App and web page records
========
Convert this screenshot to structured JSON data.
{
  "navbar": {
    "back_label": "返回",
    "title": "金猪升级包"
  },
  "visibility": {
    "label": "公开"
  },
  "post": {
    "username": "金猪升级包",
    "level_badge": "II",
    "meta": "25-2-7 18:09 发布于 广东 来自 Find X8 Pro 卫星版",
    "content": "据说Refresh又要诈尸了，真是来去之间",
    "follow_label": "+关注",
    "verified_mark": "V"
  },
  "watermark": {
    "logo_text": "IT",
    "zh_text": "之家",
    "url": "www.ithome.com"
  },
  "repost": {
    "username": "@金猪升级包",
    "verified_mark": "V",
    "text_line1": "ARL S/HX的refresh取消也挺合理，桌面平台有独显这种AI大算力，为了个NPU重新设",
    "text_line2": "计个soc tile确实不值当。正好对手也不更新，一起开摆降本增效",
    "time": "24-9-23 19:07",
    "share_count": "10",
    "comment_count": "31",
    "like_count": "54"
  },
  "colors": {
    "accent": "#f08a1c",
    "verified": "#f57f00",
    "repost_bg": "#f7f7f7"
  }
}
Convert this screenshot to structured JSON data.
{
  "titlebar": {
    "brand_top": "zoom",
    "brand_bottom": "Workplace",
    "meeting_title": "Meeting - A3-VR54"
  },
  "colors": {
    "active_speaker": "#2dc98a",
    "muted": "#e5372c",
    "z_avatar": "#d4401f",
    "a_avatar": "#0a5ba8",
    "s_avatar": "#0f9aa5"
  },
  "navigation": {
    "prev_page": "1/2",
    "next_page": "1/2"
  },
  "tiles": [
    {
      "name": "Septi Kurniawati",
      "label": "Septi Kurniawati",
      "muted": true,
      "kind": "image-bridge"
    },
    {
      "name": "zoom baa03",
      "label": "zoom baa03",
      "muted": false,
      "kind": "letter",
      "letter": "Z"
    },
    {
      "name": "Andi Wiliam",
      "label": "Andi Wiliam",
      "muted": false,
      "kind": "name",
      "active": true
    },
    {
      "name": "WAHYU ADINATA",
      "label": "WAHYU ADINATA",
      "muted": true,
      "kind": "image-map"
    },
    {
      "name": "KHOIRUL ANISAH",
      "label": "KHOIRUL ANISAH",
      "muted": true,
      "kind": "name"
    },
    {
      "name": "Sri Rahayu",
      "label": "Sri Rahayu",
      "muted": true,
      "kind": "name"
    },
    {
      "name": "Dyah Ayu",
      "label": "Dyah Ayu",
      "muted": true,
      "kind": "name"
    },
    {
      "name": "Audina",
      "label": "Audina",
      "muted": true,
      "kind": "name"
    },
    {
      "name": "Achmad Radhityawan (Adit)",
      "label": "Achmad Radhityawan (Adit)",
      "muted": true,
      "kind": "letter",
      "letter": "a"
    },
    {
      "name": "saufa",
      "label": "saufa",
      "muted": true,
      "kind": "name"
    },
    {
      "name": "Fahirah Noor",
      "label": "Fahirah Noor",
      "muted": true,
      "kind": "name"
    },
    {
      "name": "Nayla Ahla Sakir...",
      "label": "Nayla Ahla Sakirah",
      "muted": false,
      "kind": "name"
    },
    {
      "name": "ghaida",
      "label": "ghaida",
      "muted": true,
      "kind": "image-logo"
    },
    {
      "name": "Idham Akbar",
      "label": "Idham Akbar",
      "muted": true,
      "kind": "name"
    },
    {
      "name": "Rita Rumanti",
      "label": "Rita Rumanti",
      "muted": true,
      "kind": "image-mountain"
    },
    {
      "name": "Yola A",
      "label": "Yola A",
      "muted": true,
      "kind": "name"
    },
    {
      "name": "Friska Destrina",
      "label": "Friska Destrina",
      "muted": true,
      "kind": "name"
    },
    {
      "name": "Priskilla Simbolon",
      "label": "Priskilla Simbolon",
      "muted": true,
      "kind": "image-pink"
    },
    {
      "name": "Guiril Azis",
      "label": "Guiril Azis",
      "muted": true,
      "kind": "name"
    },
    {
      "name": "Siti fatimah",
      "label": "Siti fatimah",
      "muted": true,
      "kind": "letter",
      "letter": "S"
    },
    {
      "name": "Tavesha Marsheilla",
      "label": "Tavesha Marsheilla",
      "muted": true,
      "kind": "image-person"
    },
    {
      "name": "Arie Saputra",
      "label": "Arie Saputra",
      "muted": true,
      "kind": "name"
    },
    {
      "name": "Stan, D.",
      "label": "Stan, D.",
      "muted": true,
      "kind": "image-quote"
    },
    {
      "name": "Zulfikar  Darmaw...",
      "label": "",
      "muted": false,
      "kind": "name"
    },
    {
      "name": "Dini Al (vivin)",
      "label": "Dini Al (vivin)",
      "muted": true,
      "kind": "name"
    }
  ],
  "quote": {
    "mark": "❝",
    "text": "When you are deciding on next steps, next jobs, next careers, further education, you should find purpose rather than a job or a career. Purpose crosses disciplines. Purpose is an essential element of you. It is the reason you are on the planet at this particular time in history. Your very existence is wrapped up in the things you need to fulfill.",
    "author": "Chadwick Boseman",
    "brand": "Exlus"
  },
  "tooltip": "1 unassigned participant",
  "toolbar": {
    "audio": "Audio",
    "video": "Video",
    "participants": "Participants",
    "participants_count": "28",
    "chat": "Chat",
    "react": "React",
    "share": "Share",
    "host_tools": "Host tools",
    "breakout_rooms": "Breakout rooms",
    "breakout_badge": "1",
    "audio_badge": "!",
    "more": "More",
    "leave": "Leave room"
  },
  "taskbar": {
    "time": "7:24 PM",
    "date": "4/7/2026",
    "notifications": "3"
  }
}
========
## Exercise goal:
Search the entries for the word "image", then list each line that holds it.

## Exercise solution:
      "kind": "image-bridge"
      "kind": "image-map"
      "kind": "image-logo"
      "kind": "image-mountain"
      "kind": "image-pink"
      "kind": "image-person"
      "kind": "image-quote"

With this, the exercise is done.